_Exercise objective:_
An exact reproduction of every record is required.
*-*-*
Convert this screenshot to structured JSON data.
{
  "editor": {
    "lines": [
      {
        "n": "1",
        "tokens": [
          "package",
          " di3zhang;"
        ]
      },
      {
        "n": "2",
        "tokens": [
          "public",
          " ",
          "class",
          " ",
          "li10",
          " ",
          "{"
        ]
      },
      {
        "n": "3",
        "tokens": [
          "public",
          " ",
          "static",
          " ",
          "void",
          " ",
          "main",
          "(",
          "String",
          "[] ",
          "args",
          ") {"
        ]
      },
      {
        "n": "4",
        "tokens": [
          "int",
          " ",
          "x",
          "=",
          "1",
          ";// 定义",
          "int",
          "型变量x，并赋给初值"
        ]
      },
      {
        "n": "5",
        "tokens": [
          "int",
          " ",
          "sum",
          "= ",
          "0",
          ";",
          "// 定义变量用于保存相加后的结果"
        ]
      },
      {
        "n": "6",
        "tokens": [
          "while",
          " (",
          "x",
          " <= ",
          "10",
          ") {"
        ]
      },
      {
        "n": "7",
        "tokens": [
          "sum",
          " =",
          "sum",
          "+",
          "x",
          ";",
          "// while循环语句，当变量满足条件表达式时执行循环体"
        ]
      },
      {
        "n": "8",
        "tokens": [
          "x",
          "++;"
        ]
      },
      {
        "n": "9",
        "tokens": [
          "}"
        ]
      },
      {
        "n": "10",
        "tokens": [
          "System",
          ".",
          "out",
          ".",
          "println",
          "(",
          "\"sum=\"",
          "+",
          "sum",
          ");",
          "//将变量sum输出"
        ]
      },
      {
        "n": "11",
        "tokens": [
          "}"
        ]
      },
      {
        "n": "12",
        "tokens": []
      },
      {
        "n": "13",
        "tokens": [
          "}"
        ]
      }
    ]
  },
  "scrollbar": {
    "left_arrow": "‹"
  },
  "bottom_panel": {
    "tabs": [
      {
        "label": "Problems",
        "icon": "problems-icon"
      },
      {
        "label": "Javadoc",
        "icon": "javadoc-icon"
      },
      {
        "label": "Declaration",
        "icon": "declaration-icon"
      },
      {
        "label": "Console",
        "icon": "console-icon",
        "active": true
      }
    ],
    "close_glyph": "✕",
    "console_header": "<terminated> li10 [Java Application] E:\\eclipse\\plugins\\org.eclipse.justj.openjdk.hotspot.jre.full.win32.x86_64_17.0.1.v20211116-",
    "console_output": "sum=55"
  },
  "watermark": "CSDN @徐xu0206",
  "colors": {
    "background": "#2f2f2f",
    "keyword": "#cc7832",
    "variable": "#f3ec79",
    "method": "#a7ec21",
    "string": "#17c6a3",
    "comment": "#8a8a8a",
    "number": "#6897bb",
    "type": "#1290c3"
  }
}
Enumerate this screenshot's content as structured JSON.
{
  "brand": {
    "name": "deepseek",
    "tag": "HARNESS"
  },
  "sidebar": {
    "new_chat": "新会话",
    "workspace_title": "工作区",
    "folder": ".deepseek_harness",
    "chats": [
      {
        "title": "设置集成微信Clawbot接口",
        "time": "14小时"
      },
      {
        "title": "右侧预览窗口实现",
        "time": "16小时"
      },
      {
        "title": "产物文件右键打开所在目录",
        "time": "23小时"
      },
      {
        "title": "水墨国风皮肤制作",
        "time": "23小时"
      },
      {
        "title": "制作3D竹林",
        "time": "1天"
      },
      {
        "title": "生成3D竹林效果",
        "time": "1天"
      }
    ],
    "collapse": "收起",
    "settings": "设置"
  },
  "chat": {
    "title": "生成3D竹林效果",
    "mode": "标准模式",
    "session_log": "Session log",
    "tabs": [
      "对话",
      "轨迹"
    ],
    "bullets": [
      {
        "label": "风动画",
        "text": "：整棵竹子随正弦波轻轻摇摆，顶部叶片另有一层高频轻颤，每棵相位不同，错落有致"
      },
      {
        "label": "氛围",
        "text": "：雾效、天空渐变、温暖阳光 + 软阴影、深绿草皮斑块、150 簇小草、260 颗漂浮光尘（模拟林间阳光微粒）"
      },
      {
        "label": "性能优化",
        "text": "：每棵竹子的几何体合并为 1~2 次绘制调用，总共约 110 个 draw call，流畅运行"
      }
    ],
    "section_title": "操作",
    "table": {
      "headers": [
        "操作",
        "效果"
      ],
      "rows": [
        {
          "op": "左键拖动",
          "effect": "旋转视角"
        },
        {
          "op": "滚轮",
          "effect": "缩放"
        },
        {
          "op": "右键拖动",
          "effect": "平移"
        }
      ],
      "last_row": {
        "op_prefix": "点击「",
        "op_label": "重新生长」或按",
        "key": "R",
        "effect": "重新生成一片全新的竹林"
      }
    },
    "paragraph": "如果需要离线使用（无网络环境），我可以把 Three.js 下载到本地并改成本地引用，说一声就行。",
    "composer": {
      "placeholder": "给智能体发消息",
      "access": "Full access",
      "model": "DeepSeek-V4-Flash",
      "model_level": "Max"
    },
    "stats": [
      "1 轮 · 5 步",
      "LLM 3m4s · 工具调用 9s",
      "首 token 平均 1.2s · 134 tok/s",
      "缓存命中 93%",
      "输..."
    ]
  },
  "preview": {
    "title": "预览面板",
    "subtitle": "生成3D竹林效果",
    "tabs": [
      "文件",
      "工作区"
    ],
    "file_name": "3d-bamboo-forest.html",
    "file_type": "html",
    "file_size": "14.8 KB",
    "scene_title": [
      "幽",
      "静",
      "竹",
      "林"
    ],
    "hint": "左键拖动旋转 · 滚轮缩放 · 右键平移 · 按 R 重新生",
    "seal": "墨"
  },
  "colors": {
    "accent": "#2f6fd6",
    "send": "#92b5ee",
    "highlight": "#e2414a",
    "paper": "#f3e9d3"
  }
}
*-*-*
_Answer area:_
Convert this screenshot to structured JSON data.
{
  "editor": {
    "lines": [
      {
        "n": "1",
        "tokens": [
          "package",
          " di3zhang;"
        ]
      },
      {
        "n": "2",
        "tokens": [
          "public",
          " ",
          "class",
          " ",
          "li10",
          " ",
          "{"
        ]
      },
      {
        "n": "3",
        "tokens": [
          "public",
          " ",
          "static",
          " ",
          "void",
          " ",
          "main",
          "(",
          "String",
          "[] ",
          "args",
          ") {"
        ]
      },
      {
        "n": "4",
        "tokens": [
          "int",
          " ",
          "x",
          "=",
          "1",
          ";// 定义",
          "int",
          "型变量x，并赋给初值"
        ]
      },
      {
        "n": "5",
        "tokens": [
          "int",
          " ",
          "sum",
          "= ",
          "0",
          ";",
          "// 定义变量用于保存相加后的结果"
        ]
      },
      {
        "n": "6",
        "tokens": [
          "while",
          " (",
          "x",
          " <= ",
          "10",
          ") {"
        ]
      },
      {
        "n": "7",
        "tokens": [
          "sum",
          " =",
          "sum",
          "+",
          "x",
          ";",
          "// while循环语句，当变量满足条件表达式时执行循环体"
        ]
      },
      {
        "n": "8",
        "tokens": [
          "x",
          "++;"
        ]
      },
      {
        "n": "9",
        "tokens": [
          "}"
        ]
      },
      {
        "n": "10",
        "tokens": [
          "System",
          ".",
          "out",
          ".",
          "println",
          "(",
          "\"sum=\"",
          "+",
          "sum",
          ");",
          "//将变量sum输出"
        ]
      },
      {
        "n": "11",
        "tokens": [
          "}"
        ]
      },
      {
        "n": "12",
        "tokens": []
      },
      {
        "n": "13",
        "tokens": [
          "}"
        ]
      }
    ]
  },
  "scrollbar": {
    "left_arrow": "‹"
  },
  "bottom_panel": {
    "tabs": [
      {
        "label": "Problems",
        "icon": "problems-icon"
      },
      {
        "label": "Javadoc",
        "icon": "javadoc-icon"
      },
      {
        "label": "Declaration",
        "icon": "declaration-icon"
      },
      {
        "label": "Console",
        "icon": "console-icon",
        "active": true
      }
    ],
    "close_glyph": "✕",
    "console_header": "<terminated> li10 [Java Application] E:\\eclipse\\plugins\\org.eclipse.justj.openjdk.hotspot.jre.full.win32.x86_64_17.0.1.v20211116-",
    "console_output": "sum=55"
  },
  "watermark": "CSDN @徐xu0206",
  "colors": {
    "background": "#2f2f2f",
    "keyword": "#cc7832",
    "variable": "#f3ec79",
    "method": "#a7ec21",
    "string": "#17c6a3",
    "comment": "#8a8a8a",
    "number": "#6897bb",
    "type": "#1290c3"
  }
}
Enumerate this screenshot's content as structured JSON.
{
  "brand": {
    "name": "deepseek",
    "tag": "HARNESS"
  },
  "sidebar": {
    "new_chat": "新会话",
    "workspace_title": "工作区",
    "folder": ".deepseek_harness",
    "chats": [
      {
        "title": "设置集成微信Clawbot接口",
        "time": "14小时"
      },
      {
        "title": "右侧预览窗口实现",
        "time": "16小时"
      },
      {
        "title": "产物文件右键打开所在目录",
        "time": "23小时"
      },
      {
        "title": "水墨国风皮肤制作",
        "time": "23小时"
      },
      {
        "title": "制作3D竹林",
        "time": "1天"
      },
      {
        "title": "生成3D竹林效果",
        "time": "1天"
      }
    ],
    "collapse": "收起",
    "settings": "设置"
  },
  "chat": {
    "title": "生成3D竹林效果",
    "mode": "标准模式",
    "session_log": "Session log",
    "tabs": [
      "对话",
      "轨迹"
    ],
    "bullets": [
      {
        "label": "风动画",
        "text": "：整棵竹子随正弦波轻轻摇摆，顶部叶片另有一层高频轻颤，每棵相位不同，错落有致"
      },
      {
        "label": "氛围",
        "text": "：雾效、天空渐变、温暖阳光 + 软阴影、深绿草皮斑块、150 簇小草、260 颗漂浮光尘（模拟林间阳光微粒）"
      },
      {
        "label": "性能优化",
        "text": "：每棵竹子的几何体合并为 1~2 次绘制调用，总共约 110 个 draw call，流畅运行"
      }
    ],
    "section_title": "操作",
    "table": {
      "headers": [
        "操作",
        "效果"
      ],
      "rows": [
        {
          "op": "左键拖动",
          "effect": "旋转视角"
        },
        {
          "op": "滚轮",
          "effect": "缩放"
        },
        {
          "op": "右键拖动",
          "effect": "平移"
        }
      ],
      "last_row": {
        "op_prefix": "点击「",
        "op_label": "重新生长」或按",
        "key": "R",
        "effect": "重新生成一片全新的竹林"
      }
    },
    "paragraph": "如果需要离线使用（无网络环境），我可以把 Three.js 下载到本地并改成本地引用，说一声就行。",
    "composer": {
      "placeholder": "给智能体发消息",
      "access": "Full access",
      "model": "DeepSeek-V4-Flash",
      "model_level": "Max"
    },
    "stats": [
      "1 轮 · 5 步",
      "LLM 3m4s · 工具调用 9s",
      "首 token 平均 1.2s · 134 tok/s",
      "缓存命中 93%",
      "输..."
    ]
  },
  "preview": {
    "title": "预览面板",
    "subtitle": "生成3D竹林效果",
    "tabs": [
      "文件",
      "工作区"
    ],
    "file_name": "3d-bamboo-forest.html",
    "file_type": "html",
    "file_size": "14.8 KB",
    "scene_title": [
      "幽",
      "静",
      "竹",
      "林"
    ],
    "hint": "左键拖动旋转 · 滚轮缩放 · 右键平移 · 按 R 重新生",
    "seal": "墨"
  },
  "colors": {
    "accent": "#2f6fd6",
    "send": "#92b5ee",
    "highlight": "#e2414a",
    "paper": "#f3e9d3"
  }
}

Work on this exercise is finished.